*** Opening of INPUT RECORDS ***
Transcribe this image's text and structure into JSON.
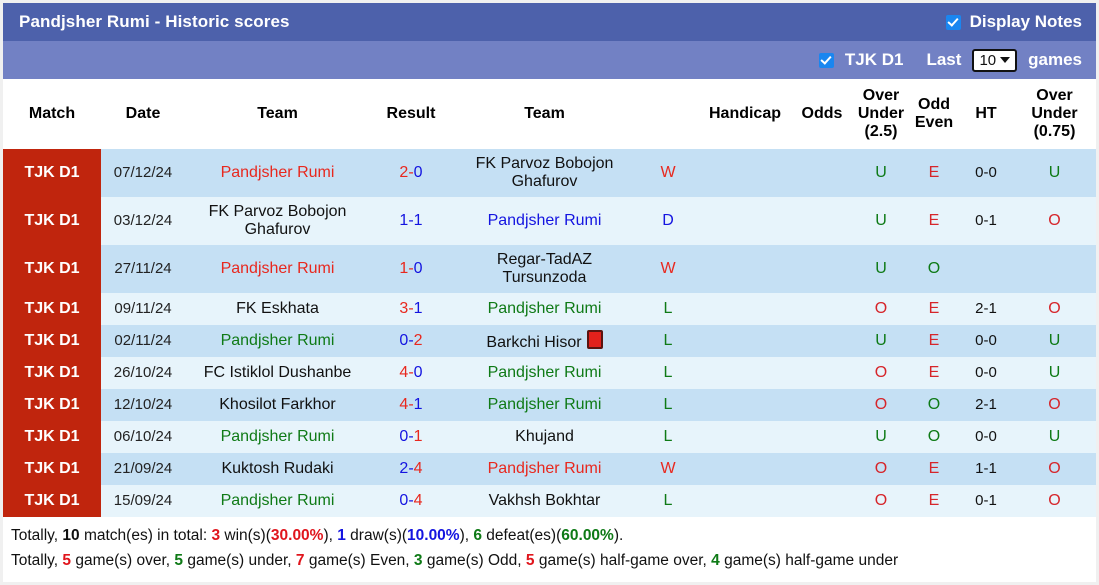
{
  "header": {
    "title": "Pandjsher Rumi - Historic scores",
    "display_notes_label": "Display Notes",
    "display_notes_checked": true,
    "league_label": "TJK D1",
    "league_checked": true,
    "last_label": "Last",
    "games_count": "10",
    "games_label": "games",
    "bar_color": "#4d61ab",
    "filter_bar_color": "#7281c4"
  },
  "table": {
    "columns": [
      "Match",
      "Date",
      "Team",
      "Result",
      "Team",
      "Handicap",
      "Odds",
      "Over Under (2.5)",
      "Odd Even",
      "HT",
      "Over Under (0.75)"
    ],
    "headers": {
      "match": "Match",
      "date": "Date",
      "team_home": "Team",
      "result": "Result",
      "team_away": "Team",
      "wdl": "",
      "handicap": "Handicap",
      "odds": "Odds",
      "ou25_l1": "Over",
      "ou25_l2": "Under",
      "ou25_l3": "(2.5)",
      "oe_l1": "Odd",
      "oe_l2": "Even",
      "ht": "HT",
      "ou075_l1": "Over",
      "ou075_l2": "Under",
      "ou075_l3": "(0.75)"
    },
    "rows": [
      {
        "match": "TJK D1",
        "date": "07/12/24",
        "home": "Pandjsher Rumi",
        "home_color": "red",
        "score_home": "2",
        "score_away": "0",
        "score_home_color": "red",
        "score_away_color": "blue",
        "away": "FK Parvoz Bobojon Ghafurov",
        "away_color": "black",
        "away_redcard": false,
        "wdl": "W",
        "wdl_color": "red",
        "handicap": "",
        "odds": "",
        "ou25": "U",
        "ou25_color": "green",
        "oe": "E",
        "oe_color": "red",
        "ht": "0-0",
        "ou075": "U",
        "ou075_color": "green",
        "tall": true
      },
      {
        "match": "TJK D1",
        "date": "03/12/24",
        "home": "FK Parvoz Bobojon Ghafurov",
        "home_color": "black",
        "score_home": "1",
        "score_away": "1",
        "score_home_color": "blue",
        "score_away_color": "blue",
        "away": "Pandjsher Rumi",
        "away_color": "blue",
        "away_redcard": false,
        "wdl": "D",
        "wdl_color": "blue",
        "handicap": "",
        "odds": "",
        "ou25": "U",
        "ou25_color": "green",
        "oe": "E",
        "oe_color": "red",
        "ht": "0-1",
        "ou075": "O",
        "ou075_color": "red",
        "tall": true
      },
      {
        "match": "TJK D1",
        "date": "27/11/24",
        "home": "Pandjsher Rumi",
        "home_color": "red",
        "score_home": "1",
        "score_away": "0",
        "score_home_color": "red",
        "score_away_color": "blue",
        "away": "Regar-TadAZ Tursunzoda",
        "away_color": "black",
        "away_redcard": false,
        "wdl": "W",
        "wdl_color": "red",
        "handicap": "",
        "odds": "",
        "ou25": "U",
        "ou25_color": "green",
        "oe": "O",
        "oe_color": "green",
        "ht": "",
        "ou075": "",
        "ou075_color": "green",
        "tall": true
      },
      {
        "match": "TJK D1",
        "date": "09/11/24",
        "home": "FK Eskhata",
        "home_color": "black",
        "score_home": "3",
        "score_away": "1",
        "score_home_color": "red",
        "score_away_color": "blue",
        "away": "Pandjsher Rumi",
        "away_color": "green",
        "away_redcard": false,
        "wdl": "L",
        "wdl_color": "green",
        "handicap": "",
        "odds": "",
        "ou25": "O",
        "ou25_color": "red",
        "oe": "E",
        "oe_color": "red",
        "ht": "2-1",
        "ou075": "O",
        "ou075_color": "red",
        "tall": false
      },
      {
        "match": "TJK D1",
        "date": "02/11/24",
        "home": "Pandjsher Rumi",
        "home_color": "green",
        "score_home": "0",
        "score_away": "2",
        "score_home_color": "blue",
        "score_away_color": "red",
        "away": "Barkchi Hisor",
        "away_color": "black",
        "away_redcard": true,
        "wdl": "L",
        "wdl_color": "green",
        "handicap": "",
        "odds": "",
        "ou25": "U",
        "ou25_color": "green",
        "oe": "E",
        "oe_color": "red",
        "ht": "0-0",
        "ou075": "U",
        "ou075_color": "green",
        "tall": false
      },
      {
        "match": "TJK D1",
        "date": "26/10/24",
        "home": "FC Istiklol Dushanbe",
        "home_color": "black",
        "score_home": "4",
        "score_away": "0",
        "score_home_color": "red",
        "score_away_color": "blue",
        "away": "Pandjsher Rumi",
        "away_color": "green",
        "away_redcard": false,
        "wdl": "L",
        "wdl_color": "green",
        "handicap": "",
        "odds": "",
        "ou25": "O",
        "ou25_color": "red",
        "oe": "E",
        "oe_color": "red",
        "ht": "0-0",
        "ou075": "U",
        "ou075_color": "green",
        "tall": false
      },
      {
        "match": "TJK D1",
        "date": "12/10/24",
        "home": "Khosilot Farkhor",
        "home_color": "black",
        "score_home": "4",
        "score_away": "1",
        "score_home_color": "red",
        "score_away_color": "blue",
        "away": "Pandjsher Rumi",
        "away_color": "green",
        "away_redcard": false,
        "wdl": "L",
        "wdl_color": "green",
        "handicap": "",
        "odds": "",
        "ou25": "O",
        "ou25_color": "red",
        "oe": "O",
        "oe_color": "green",
        "ht": "2-1",
        "ou075": "O",
        "ou075_color": "red",
        "tall": false
      },
      {
        "match": "TJK D1",
        "date": "06/10/24",
        "home": "Pandjsher Rumi",
        "home_color": "green",
        "score_home": "0",
        "score_away": "1",
        "score_home_color": "blue",
        "score_away_color": "red",
        "away": "Khujand",
        "away_color": "black",
        "away_redcard": false,
        "wdl": "L",
        "wdl_color": "green",
        "handicap": "",
        "odds": "",
        "ou25": "U",
        "ou25_color": "green",
        "oe": "O",
        "oe_color": "green",
        "ht": "0-0",
        "ou075": "U",
        "ou075_color": "green",
        "tall": false
      },
      {
        "match": "TJK D1",
        "date": "21/09/24",
        "home": "Kuktosh Rudaki",
        "home_color": "black",
        "score_home": "2",
        "score_away": "4",
        "score_home_color": "blue",
        "score_away_color": "red",
        "away": "Pandjsher Rumi",
        "away_color": "red",
        "away_redcard": false,
        "wdl": "W",
        "wdl_color": "red",
        "handicap": "",
        "odds": "",
        "ou25": "O",
        "ou25_color": "red",
        "oe": "E",
        "oe_color": "red",
        "ht": "1-1",
        "ou075": "O",
        "ou075_color": "red",
        "tall": false
      },
      {
        "match": "TJK D1",
        "date": "15/09/24",
        "home": "Pandjsher Rumi",
        "home_color": "green",
        "score_home": "0",
        "score_away": "4",
        "score_home_color": "blue",
        "score_away_color": "red",
        "away": "Vakhsh Bokhtar",
        "away_color": "black",
        "away_redcard": false,
        "wdl": "L",
        "wdl_color": "green",
        "handicap": "",
        "odds": "",
        "ou25": "O",
        "ou25_color": "red",
        "oe": "E",
        "oe_color": "red",
        "ht": "0-1",
        "ou075": "O",
        "ou075_color": "red",
        "tall": false
      }
    ]
  },
  "summary": {
    "line1": {
      "prefix": "Totally, ",
      "total": "10",
      "t1": " match(es) in total: ",
      "wins": "3",
      "t2": " win(s)(",
      "win_pct": "30.00%",
      "t3": "), ",
      "draws": "1",
      "t4": " draw(s)(",
      "draw_pct": "10.00%",
      "t5": "), ",
      "defeats": "6",
      "t6": " defeat(es)(",
      "defeat_pct": "60.00%",
      "t7": ")."
    },
    "line2": {
      "prefix": "Totally, ",
      "over": "5",
      "t1": " game(s) over, ",
      "under": "5",
      "t2": " game(s) under, ",
      "even": "7",
      "t3": " game(s) Even, ",
      "odd": "3",
      "t4": " game(s) Odd, ",
      "half_over": "5",
      "t5": " game(s) half-game over, ",
      "half_under": "4",
      "t6": " game(s) half-game under"
    }
  }
}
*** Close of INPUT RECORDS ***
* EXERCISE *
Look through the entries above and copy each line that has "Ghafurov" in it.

* EXERCISE ANSWER *
        "away": "FK Parvoz Bobojon Ghafurov",
        "home": "FK Parvoz Bobojon Ghafurov",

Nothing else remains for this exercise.